• **EXTRACTED MATERIAL**
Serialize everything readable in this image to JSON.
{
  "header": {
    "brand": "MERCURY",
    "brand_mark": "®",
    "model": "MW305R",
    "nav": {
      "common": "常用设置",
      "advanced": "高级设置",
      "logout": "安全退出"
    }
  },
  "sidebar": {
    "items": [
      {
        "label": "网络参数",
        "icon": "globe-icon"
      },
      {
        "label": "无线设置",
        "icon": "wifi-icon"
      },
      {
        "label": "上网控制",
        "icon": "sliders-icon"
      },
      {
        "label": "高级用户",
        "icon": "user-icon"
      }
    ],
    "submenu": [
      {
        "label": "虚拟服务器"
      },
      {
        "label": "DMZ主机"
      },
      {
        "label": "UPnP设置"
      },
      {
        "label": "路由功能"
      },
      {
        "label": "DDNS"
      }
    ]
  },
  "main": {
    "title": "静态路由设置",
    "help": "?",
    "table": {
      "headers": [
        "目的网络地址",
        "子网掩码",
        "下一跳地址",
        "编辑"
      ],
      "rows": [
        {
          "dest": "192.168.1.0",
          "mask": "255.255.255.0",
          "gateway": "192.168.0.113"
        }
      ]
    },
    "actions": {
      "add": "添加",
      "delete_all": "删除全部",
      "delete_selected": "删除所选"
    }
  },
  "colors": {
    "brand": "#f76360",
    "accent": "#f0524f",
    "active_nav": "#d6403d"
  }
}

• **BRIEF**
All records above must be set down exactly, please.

• **WRITTEN ANSWER**
Serialize everything readable in this image to JSON.
{
  "header": {
    "brand": "MERCURY",
    "brand_mark": "®",
    "model": "MW305R",
    "nav": {
      "common": "常用设置",
      "advanced": "高级设置",
      "logout": "安全退出"
    }
  },
  "sidebar": {
    "items": [
      {
        "label": "网络参数",
        "icon": "globe-icon"
      },
      {
        "label": "无线设置",
        "icon": "wifi-icon"
      },
      {
        "label": "上网控制",
        "icon": "sliders-icon"
      },
      {
        "label": "高级用户",
        "icon": "user-icon"
      }
    ],
    "submenu": [
      {
        "label": "虚拟服务器"
      },
      {
        "label": "DMZ主机"
      },
      {
        "label": "UPnP设置"
      },
      {
        "label": "路由功能"
      },
      {
        "label": "DDNS"
      }
    ]
  },
  "main": {
    "title": "静态路由设置",
    "help": "?",
    "table": {
      "headers": [
        "目的网络地址",
        "子网掩码",
        "下一跳地址",
        "编辑"
      ],
      "rows": [
        {
          "dest": "192.168.1.0",
          "mask": "255.255.255.0",
          "gateway": "192.168.0.113"
        }
      ]
    },
    "actions": {
      "add": "添加",
      "delete_all": "删除全部",
      "delete_selected": "删除所选"
    }
  },
  "colors": {
    "brand": "#f76360",
    "accent": "#f0524f",
    "active_nav": "#d6403d"
  }
}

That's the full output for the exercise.